» **RECORDS FOR THE EXERCISE**
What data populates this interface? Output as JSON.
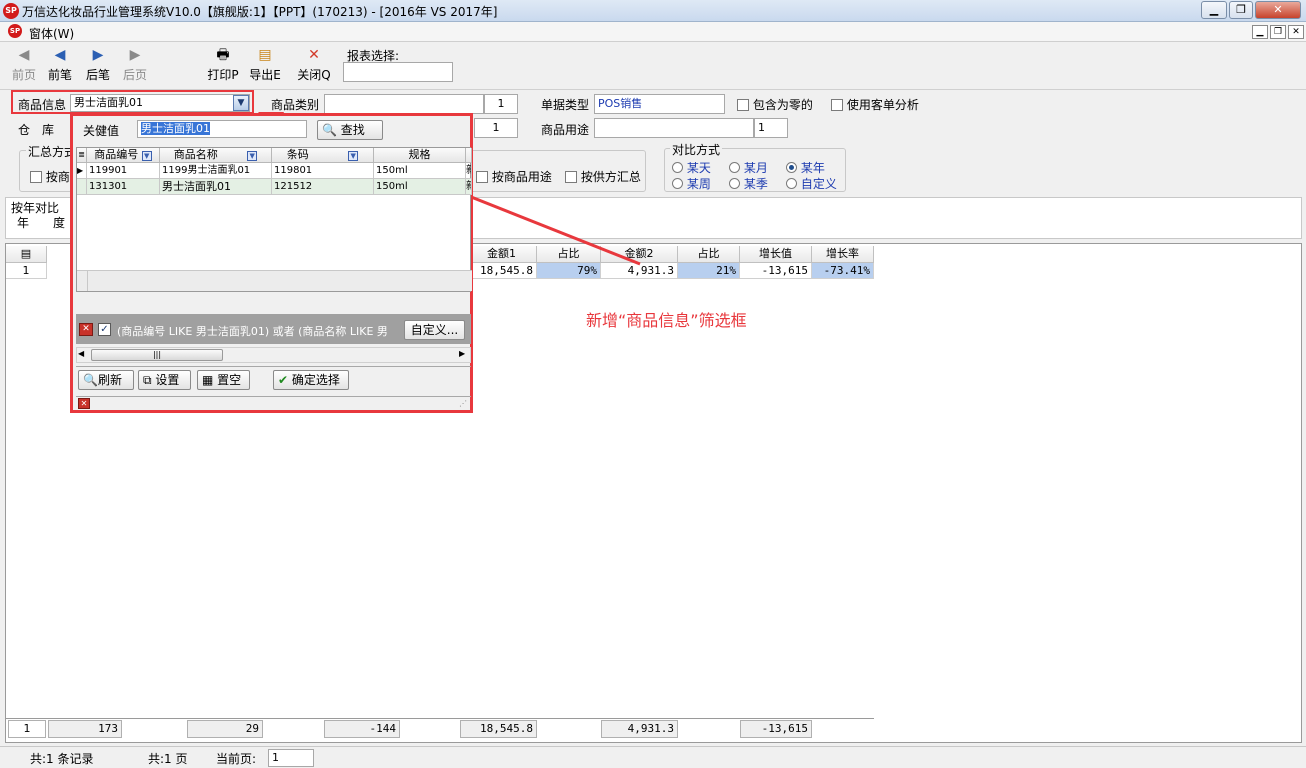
{
  "window": {
    "title": "万信达化妆品行业管理系统V10.0【旗舰版:1】【PPT】(170213) - [2016年 VS 2017年]",
    "logo_text": "SP"
  },
  "menubar": {
    "items": [
      {
        "label": "窗体(W)"
      }
    ]
  },
  "toolbar": {
    "buttons": [
      {
        "label": "前页",
        "icon": "first-page-icon",
        "enabled": false
      },
      {
        "label": "前笔",
        "icon": "prev-record-icon",
        "enabled": true
      },
      {
        "label": "后笔",
        "icon": "next-record-icon",
        "enabled": true
      },
      {
        "label": "后页",
        "icon": "last-page-icon",
        "enabled": false
      },
      {
        "label": "打印P",
        "icon": "printer-icon",
        "enabled": true
      },
      {
        "label": "导出E",
        "icon": "export-icon",
        "enabled": true
      },
      {
        "label": "关闭Q",
        "icon": "close-icon",
        "enabled": true
      }
    ],
    "report_select_label": "报表选择:"
  },
  "filters": {
    "product_info_label": "商品信息",
    "product_info_value": "男士洁面乳01",
    "product_category_label": "商品类别",
    "product_category_num": "1",
    "doc_type_label": "单据类型",
    "doc_type_value": "POS销售",
    "include_zero_label": "包含为零的",
    "use_customer_analysis_label": "使用客单分析",
    "warehouse_label": "仓　库",
    "warehouse_num": "1",
    "product_use_label": "商品用途",
    "product_use_num": "1",
    "summary_method_label": "汇总方式",
    "by_product_label": "按商",
    "by_product_use_label": "按商品用途",
    "by_supplier_label": "按供方汇总",
    "compare_label": "对比方式",
    "compare_options": [
      "某天",
      "某月",
      "某年",
      "某周",
      "某季",
      "自定义"
    ],
    "compare_selected": "某年",
    "yoy_label": "按年对比",
    "year_label": "年",
    "degree_label": "度"
  },
  "popup": {
    "keyword_label": "关健值",
    "keyword_value": "男士洁面乳01",
    "find_button": "查找",
    "columns": [
      "商品编号",
      "商品名称",
      "条码",
      "规格"
    ],
    "rows": [
      {
        "code": "119901",
        "name": "1199男士洁面乳01",
        "barcode": "119801",
        "spec": "150ml",
        "extra": "新"
      },
      {
        "code": "131301",
        "name": "男士洁面乳01",
        "barcode": "121512",
        "spec": "150ml",
        "extra": "新"
      }
    ],
    "filter_text": "(商品编号 LIKE 男士洁面乳01) 或者 (商品名称 LIKE 男",
    "custom_button": "自定义...",
    "refresh_button": "刷新",
    "settings_button": "设置",
    "clear_button": "置空",
    "confirm_button": "确定选择"
  },
  "grid": {
    "columns": [
      "金额1",
      "占比",
      "金额2",
      "占比",
      "增长值",
      "增长率"
    ],
    "row_index": "1",
    "row": [
      "18,545.8",
      "79%",
      "4,931.3",
      "21%",
      "-13,615",
      "-73.41%"
    ],
    "footer": {
      "index": "1",
      "values": [
        "173",
        "29",
        "-144",
        "18,545.8",
        "4,931.3",
        "-13,615"
      ]
    }
  },
  "annotation": "新增“商品信息”筛选框",
  "statusbar": {
    "records": "共:1 条记录",
    "pages": "共:1 页",
    "current_page_label": "当前页:",
    "current_page": "1"
  },
  "colors": {
    "highlight_red": "#e8383d",
    "cell_highlight": "#b8cfef"
  }
}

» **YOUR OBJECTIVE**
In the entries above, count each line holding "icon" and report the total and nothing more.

» **RESULT OF THE TASK**
7